Work to complete - From the listing that follows, output everything exactly except the pictures.

Information supplied -
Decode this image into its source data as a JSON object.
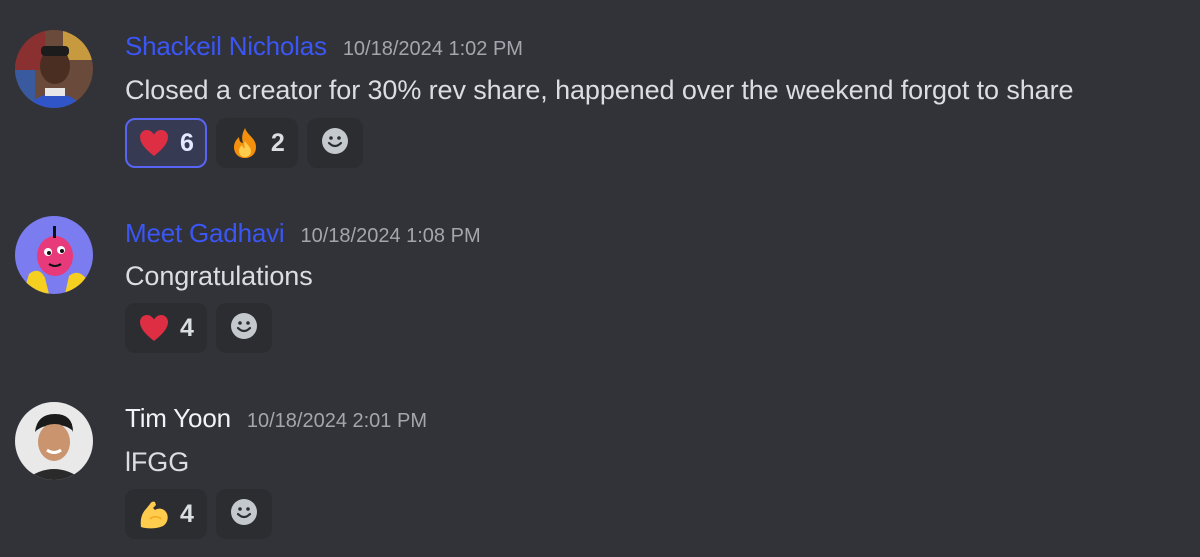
{
  "messages": [
    {
      "username": "Shackeil Nicholas",
      "name_color": "#3b56f5",
      "timestamp": "10/18/2024 1:02 PM",
      "content": "Closed a creator for 30% rev share, happened over the weekend forgot to share",
      "reactions": [
        {
          "emoji": "heart-icon",
          "count": "6",
          "selected": true
        },
        {
          "emoji": "fire-icon",
          "count": "2",
          "selected": false
        }
      ]
    },
    {
      "username": "Meet Gadhavi",
      "name_color": "#3b56f5",
      "timestamp": "10/18/2024 1:08 PM",
      "content": "Congratulations",
      "reactions": [
        {
          "emoji": "heart-icon",
          "count": "4",
          "selected": false
        }
      ]
    },
    {
      "username": "Tim Yoon",
      "name_color": "#f2f3f5",
      "timestamp": "10/18/2024 2:01 PM",
      "content": "lFGG",
      "reactions": [
        {
          "emoji": "flexed-biceps-icon",
          "count": "4",
          "selected": false
        }
      ]
    }
  ],
  "colors": {
    "background": "#313338",
    "reaction_bg": "#2b2d31",
    "reaction_selected_bg": "#373a53",
    "reaction_selected_border": "#5865f2",
    "text": "#dbdee1",
    "timestamp": "#a3a6ad"
  }
}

Exercise solution -
Decode this image into its source data as a JSON object.
{
  "messages": [
    {
      "username": "Shackeil Nicholas",
      "name_color": "#3b56f5",
      "timestamp": "10/18/2024 1:02 PM",
      "content": "Closed a creator for 30% rev share, happened over the weekend forgot to share",
      "reactions": [
        {
          "emoji": "heart-icon",
          "count": "6",
          "selected": true
        },
        {
          "emoji": "fire-icon",
          "count": "2",
          "selected": false
        }
      ]
    },
    {
      "username": "Meet Gadhavi",
      "name_color": "#3b56f5",
      "timestamp": "10/18/2024 1:08 PM",
      "content": "Congratulations",
      "reactions": [
        {
          "emoji": "heart-icon",
          "count": "4",
          "selected": false
        }
      ]
    },
    {
      "username": "Tim Yoon",
      "name_color": "#f2f3f5",
      "timestamp": "10/18/2024 2:01 PM",
      "content": "lFGG",
      "reactions": [
        {
          "emoji": "flexed-biceps-icon",
          "count": "4",
          "selected": false
        }
      ]
    }
  ],
  "colors": {
    "background": "#313338",
    "reaction_bg": "#2b2d31",
    "reaction_selected_bg": "#373a53",
    "reaction_selected_border": "#5865f2",
    "text": "#dbdee1",
    "timestamp": "#a3a6ad"
  }
}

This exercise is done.